BEGIN DATA PROVIDED

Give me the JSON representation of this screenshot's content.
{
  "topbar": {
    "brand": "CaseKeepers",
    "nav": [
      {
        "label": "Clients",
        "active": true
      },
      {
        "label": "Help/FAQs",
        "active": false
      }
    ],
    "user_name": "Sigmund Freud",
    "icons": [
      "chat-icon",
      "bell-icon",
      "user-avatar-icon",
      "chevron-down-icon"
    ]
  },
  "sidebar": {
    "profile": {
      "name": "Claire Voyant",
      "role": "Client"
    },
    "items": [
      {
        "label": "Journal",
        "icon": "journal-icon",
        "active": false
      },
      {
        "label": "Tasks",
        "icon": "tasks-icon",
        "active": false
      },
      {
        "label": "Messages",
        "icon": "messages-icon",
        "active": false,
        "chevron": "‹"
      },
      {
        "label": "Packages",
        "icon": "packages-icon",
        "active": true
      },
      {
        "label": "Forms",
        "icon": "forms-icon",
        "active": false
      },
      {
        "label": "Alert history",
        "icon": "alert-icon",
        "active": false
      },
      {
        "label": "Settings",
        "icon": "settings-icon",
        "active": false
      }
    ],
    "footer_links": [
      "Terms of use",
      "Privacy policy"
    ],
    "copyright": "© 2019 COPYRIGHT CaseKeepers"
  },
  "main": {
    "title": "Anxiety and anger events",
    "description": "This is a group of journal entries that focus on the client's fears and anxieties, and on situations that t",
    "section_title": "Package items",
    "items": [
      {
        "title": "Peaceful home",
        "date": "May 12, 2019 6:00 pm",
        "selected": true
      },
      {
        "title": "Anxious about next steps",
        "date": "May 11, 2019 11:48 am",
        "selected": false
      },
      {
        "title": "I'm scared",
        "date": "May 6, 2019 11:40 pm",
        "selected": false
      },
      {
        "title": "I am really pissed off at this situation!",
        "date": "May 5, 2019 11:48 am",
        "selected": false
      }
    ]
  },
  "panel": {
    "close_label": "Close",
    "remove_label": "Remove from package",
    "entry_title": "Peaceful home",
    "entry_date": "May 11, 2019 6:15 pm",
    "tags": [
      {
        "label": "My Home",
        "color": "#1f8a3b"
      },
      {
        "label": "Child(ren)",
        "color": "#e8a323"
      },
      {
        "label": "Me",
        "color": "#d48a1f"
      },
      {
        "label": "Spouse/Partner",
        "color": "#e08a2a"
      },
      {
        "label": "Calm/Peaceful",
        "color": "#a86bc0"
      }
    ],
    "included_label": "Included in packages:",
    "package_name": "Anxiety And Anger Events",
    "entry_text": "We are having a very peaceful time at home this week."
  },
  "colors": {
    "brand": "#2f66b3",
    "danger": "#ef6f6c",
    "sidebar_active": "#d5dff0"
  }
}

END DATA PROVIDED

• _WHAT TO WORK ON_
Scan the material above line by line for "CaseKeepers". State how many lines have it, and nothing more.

• _TASK ANSWER_
2